> **TASK**: Please output every record below exactly as written, leaving out any pictures.

> **THE RECORDS**:
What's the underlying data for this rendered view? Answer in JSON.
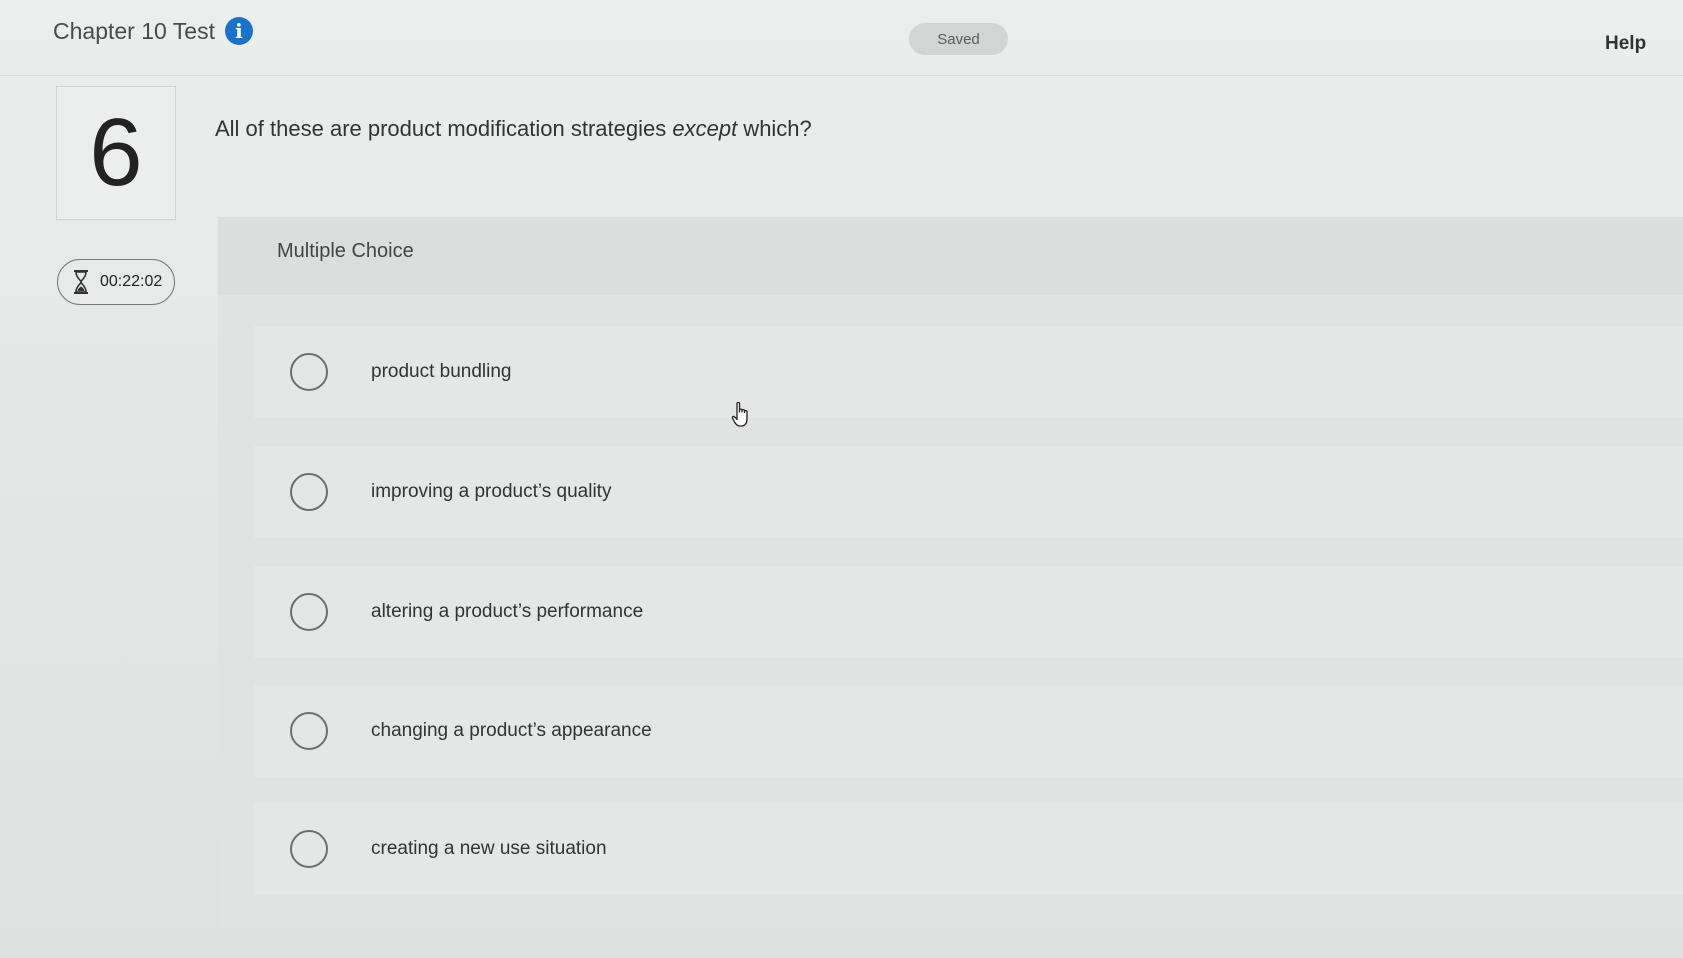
{
  "header": {
    "test_title": "Chapter 10 Test",
    "info_icon": "info-icon",
    "saved_label": "Saved",
    "help_label": "Help"
  },
  "question": {
    "number": "6",
    "text_before": "All of these are product modification strategies ",
    "text_emphasis": "except",
    "text_after": " which?"
  },
  "timer": {
    "icon": "hourglass-icon",
    "value": "00:22:02"
  },
  "multiple_choice": {
    "label": "Multiple Choice",
    "options": [
      {
        "label": "product bundling",
        "selected": false
      },
      {
        "label": "improving a product’s quality",
        "selected": false
      },
      {
        "label": "altering a product’s performance",
        "selected": false
      },
      {
        "label": "changing a product’s appearance",
        "selected": false
      },
      {
        "label": "creating a new use situation",
        "selected": false
      }
    ]
  },
  "colors": {
    "info_icon_bg": "#1a73c9",
    "background": "#e6e8e8"
  }
}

> **YOUR RESPONSE**:
What's the underlying data for this rendered view? Answer in JSON.
{
  "header": {
    "test_title": "Chapter 10 Test",
    "info_icon": "info-icon",
    "saved_label": "Saved",
    "help_label": "Help"
  },
  "question": {
    "number": "6",
    "text_before": "All of these are product modification strategies ",
    "text_emphasis": "except",
    "text_after": " which?"
  },
  "timer": {
    "icon": "hourglass-icon",
    "value": "00:22:02"
  },
  "multiple_choice": {
    "label": "Multiple Choice",
    "options": [
      {
        "label": "product bundling",
        "selected": false
      },
      {
        "label": "improving a product’s quality",
        "selected": false
      },
      {
        "label": "altering a product’s performance",
        "selected": false
      },
      {
        "label": "changing a product’s appearance",
        "selected": false
      },
      {
        "label": "creating a new use situation",
        "selected": false
      }
    ]
  },
  "colors": {
    "info_icon_bg": "#1a73c9",
    "background": "#e6e8e8"
  }
}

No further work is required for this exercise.